## Data records
☆ ☆ ☆

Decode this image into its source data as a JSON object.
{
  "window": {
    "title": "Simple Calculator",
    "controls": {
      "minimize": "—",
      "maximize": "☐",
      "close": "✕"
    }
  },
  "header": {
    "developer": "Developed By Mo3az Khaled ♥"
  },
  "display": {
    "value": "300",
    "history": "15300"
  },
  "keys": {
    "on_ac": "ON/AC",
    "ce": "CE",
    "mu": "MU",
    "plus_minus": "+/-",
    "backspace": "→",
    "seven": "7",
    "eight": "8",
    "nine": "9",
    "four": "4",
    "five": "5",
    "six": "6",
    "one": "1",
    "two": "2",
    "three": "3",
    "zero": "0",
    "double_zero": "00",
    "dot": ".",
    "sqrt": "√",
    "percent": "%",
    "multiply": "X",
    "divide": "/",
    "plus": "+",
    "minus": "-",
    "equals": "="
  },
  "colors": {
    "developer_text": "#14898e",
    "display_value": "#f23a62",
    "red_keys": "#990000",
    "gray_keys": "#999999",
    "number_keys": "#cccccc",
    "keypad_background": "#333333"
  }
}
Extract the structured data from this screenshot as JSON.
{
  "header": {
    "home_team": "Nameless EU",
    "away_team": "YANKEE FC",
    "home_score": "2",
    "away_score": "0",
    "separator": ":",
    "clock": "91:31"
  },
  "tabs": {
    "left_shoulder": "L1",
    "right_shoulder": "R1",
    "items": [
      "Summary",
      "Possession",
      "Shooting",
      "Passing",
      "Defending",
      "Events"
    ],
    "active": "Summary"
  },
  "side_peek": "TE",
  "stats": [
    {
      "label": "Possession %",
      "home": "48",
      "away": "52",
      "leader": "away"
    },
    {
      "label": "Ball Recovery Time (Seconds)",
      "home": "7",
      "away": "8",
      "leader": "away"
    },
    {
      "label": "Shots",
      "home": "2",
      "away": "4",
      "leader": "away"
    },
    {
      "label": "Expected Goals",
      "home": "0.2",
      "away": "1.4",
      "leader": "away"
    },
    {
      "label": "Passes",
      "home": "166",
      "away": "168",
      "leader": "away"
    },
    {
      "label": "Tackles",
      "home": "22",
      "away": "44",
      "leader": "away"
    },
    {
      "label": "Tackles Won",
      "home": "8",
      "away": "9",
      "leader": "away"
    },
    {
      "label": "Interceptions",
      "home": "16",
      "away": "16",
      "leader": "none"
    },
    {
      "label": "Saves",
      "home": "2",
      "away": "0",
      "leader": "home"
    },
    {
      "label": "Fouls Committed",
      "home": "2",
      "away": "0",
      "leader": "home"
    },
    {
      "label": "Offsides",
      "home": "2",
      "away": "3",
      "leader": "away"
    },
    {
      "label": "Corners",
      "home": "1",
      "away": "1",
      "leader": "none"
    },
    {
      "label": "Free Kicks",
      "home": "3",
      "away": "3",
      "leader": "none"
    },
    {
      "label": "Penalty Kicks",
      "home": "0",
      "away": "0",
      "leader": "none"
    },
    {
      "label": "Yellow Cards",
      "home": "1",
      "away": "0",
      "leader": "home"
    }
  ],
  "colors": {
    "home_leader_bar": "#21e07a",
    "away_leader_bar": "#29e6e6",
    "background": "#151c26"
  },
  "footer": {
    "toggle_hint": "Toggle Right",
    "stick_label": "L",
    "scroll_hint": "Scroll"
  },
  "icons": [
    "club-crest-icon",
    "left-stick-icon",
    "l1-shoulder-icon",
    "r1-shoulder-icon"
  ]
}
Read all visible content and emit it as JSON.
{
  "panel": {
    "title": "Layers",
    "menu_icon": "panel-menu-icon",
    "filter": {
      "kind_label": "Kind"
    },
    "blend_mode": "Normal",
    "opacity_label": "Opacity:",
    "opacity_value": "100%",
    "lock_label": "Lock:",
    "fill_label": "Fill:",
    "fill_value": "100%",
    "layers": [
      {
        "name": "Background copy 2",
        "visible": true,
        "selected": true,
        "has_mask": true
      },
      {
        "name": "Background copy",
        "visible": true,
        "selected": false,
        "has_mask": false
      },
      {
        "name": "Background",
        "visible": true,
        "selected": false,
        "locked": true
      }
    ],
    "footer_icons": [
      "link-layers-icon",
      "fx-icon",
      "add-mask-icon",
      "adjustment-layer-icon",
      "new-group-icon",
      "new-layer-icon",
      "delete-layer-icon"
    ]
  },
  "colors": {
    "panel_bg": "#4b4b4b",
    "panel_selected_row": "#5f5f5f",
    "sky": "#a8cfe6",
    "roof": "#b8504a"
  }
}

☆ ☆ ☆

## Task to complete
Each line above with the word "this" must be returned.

## Task answer
Decode this image into its source data as a JSON object.
Extract the structured data from this screenshot as JSON.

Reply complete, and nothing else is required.